Exercise brief. Using the entries below, show all lines with the string "photo".

Records shown.
[Start of Attachment]

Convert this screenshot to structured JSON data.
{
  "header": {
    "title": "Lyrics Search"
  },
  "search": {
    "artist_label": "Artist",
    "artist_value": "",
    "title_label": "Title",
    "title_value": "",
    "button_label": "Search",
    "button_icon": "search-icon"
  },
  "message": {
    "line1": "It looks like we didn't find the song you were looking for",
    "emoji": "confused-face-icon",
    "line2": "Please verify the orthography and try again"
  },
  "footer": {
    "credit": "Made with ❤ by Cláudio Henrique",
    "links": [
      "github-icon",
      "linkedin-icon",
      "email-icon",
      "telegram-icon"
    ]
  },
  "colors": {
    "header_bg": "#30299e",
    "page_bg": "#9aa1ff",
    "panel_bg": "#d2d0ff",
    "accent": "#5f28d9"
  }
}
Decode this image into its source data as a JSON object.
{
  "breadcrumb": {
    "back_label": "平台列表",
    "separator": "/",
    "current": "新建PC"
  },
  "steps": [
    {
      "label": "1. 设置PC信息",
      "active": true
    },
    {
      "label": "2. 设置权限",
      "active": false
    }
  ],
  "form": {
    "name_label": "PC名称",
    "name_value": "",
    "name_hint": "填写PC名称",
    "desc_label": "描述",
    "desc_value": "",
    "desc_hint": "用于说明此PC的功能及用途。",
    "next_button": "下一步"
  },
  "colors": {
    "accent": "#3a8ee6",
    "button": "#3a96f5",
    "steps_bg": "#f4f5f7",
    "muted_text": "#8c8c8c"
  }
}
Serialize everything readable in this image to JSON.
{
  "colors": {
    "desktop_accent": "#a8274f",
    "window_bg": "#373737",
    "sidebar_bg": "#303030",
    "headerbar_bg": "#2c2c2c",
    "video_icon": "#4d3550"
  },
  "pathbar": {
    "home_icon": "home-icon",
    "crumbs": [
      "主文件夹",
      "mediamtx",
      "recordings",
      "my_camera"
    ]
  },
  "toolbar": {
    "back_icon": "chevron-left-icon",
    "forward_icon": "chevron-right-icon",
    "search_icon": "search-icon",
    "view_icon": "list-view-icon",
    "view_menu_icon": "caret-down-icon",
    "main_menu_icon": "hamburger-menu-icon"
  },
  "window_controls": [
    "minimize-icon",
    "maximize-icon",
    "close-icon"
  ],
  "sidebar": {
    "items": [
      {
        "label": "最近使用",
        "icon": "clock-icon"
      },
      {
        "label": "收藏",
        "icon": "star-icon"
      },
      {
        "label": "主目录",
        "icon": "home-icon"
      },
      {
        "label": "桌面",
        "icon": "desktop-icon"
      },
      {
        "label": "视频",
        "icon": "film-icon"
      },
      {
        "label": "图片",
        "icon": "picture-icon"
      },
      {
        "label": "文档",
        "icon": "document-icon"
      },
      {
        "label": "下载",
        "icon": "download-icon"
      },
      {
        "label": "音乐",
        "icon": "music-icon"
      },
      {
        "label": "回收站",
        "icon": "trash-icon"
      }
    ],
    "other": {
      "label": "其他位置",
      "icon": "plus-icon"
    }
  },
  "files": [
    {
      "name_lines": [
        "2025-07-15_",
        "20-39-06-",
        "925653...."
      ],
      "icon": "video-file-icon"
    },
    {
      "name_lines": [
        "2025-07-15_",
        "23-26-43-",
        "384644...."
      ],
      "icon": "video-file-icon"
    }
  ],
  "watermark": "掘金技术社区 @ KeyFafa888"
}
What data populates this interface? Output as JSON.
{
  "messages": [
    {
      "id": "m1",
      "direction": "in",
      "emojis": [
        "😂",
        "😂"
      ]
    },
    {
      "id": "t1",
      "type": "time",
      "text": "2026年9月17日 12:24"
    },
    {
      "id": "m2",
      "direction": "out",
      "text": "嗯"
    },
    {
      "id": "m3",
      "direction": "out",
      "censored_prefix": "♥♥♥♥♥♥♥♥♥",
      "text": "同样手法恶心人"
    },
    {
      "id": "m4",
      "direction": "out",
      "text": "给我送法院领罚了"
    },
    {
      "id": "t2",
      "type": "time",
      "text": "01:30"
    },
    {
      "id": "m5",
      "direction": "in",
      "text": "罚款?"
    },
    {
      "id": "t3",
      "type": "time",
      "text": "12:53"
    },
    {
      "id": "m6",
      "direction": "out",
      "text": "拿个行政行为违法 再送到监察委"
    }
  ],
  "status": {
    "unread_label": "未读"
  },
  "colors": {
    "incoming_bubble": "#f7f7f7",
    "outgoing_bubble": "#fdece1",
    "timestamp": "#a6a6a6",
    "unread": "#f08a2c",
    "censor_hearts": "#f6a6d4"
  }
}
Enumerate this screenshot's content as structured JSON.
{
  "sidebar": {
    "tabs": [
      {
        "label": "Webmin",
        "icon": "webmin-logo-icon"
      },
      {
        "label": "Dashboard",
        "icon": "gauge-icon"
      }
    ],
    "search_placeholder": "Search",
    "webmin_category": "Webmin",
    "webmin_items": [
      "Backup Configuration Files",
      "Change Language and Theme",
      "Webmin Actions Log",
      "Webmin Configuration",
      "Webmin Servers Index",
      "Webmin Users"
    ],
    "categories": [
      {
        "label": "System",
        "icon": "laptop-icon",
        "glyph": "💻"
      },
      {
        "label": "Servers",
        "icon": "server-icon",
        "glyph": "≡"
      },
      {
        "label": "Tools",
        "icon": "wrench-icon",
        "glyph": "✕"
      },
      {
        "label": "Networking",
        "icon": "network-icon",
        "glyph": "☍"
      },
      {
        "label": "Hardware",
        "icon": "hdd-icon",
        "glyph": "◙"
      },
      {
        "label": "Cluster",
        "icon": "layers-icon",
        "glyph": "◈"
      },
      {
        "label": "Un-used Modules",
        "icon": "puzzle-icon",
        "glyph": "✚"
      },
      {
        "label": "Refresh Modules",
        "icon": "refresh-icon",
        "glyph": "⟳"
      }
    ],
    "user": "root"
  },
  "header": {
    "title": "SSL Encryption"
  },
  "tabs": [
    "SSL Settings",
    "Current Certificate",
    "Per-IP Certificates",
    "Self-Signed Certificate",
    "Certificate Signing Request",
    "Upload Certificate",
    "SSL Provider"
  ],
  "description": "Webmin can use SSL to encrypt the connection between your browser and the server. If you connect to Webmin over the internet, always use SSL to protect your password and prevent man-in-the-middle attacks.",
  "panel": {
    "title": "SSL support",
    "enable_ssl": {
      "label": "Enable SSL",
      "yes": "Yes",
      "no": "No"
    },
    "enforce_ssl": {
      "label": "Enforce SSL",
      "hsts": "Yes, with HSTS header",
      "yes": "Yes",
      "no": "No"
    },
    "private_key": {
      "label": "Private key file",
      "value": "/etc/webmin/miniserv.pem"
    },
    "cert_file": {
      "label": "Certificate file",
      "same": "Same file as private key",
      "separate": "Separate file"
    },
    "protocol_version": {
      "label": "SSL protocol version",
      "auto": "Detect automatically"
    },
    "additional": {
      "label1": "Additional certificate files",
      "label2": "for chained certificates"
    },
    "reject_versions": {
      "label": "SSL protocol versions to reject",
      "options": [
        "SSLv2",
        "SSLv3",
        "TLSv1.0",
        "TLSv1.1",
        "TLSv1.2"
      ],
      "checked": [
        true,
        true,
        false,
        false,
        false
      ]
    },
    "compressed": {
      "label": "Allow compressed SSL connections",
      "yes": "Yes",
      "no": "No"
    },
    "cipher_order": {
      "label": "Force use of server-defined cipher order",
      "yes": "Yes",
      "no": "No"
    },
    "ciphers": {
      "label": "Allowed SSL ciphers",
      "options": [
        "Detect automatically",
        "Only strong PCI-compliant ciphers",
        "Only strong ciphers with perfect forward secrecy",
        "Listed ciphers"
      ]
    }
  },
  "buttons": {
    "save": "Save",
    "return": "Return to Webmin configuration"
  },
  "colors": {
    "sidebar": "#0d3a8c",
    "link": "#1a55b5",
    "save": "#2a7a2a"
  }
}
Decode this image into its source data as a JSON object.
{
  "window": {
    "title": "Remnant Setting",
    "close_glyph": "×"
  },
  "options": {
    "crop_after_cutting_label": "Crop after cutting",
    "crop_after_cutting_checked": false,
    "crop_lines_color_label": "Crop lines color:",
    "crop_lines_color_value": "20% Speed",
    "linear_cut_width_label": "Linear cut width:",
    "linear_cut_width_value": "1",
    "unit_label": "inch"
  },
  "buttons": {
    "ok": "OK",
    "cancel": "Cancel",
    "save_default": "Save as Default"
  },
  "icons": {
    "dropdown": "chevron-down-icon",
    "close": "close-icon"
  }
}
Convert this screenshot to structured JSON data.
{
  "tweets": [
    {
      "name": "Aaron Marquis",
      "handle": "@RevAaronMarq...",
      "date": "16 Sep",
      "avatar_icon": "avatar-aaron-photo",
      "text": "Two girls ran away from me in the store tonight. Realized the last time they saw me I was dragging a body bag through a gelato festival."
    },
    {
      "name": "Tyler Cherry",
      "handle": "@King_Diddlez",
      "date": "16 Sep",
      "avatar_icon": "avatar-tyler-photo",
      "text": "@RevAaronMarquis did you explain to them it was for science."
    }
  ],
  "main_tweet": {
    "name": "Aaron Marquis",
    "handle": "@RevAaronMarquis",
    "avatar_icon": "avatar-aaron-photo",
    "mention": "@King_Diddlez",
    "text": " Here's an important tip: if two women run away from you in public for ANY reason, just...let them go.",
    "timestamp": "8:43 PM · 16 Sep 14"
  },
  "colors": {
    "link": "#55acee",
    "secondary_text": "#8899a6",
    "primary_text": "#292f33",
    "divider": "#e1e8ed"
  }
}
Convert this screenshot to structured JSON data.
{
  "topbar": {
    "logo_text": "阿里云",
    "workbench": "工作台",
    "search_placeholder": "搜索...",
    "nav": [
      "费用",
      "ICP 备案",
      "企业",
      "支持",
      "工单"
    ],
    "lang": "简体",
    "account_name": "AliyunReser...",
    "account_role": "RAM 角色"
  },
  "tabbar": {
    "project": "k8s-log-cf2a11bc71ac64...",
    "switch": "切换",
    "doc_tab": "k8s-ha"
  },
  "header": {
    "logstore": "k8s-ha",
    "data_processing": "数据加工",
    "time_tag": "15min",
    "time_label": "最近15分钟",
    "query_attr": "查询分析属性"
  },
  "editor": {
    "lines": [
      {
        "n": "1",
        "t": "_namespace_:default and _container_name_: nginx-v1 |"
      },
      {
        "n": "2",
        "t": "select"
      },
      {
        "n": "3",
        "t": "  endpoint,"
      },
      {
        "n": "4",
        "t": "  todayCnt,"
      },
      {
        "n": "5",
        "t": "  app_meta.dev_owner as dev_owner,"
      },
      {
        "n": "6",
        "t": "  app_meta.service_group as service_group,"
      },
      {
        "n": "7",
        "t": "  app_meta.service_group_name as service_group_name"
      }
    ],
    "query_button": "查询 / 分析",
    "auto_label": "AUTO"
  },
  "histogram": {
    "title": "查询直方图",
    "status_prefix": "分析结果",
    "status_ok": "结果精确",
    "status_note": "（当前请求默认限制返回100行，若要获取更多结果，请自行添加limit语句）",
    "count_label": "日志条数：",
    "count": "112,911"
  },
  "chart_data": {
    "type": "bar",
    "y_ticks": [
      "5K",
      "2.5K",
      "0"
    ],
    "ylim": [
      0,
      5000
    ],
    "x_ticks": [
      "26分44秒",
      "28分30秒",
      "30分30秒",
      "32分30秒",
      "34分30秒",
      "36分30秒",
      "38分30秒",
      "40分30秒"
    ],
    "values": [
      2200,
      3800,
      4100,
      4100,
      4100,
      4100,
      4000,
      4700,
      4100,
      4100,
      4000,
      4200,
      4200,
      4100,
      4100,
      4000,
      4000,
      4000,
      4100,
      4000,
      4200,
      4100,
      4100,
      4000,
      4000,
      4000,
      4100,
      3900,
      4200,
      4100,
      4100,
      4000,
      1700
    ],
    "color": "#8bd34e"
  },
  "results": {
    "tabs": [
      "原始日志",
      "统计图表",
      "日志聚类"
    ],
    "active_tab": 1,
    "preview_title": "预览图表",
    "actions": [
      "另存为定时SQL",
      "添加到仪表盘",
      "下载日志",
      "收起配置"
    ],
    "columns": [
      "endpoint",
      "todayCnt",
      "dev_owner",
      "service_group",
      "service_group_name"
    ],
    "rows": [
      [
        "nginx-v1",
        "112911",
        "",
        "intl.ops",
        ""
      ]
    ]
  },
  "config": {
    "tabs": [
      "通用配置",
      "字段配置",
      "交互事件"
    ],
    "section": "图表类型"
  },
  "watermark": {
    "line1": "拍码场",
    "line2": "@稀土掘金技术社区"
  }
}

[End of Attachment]

Output of the exercise.
      "avatar_icon": "avatar-aaron-photo",
      "avatar_icon": "avatar-tyler-photo",
    "avatar_icon": "avatar-aaron-photo",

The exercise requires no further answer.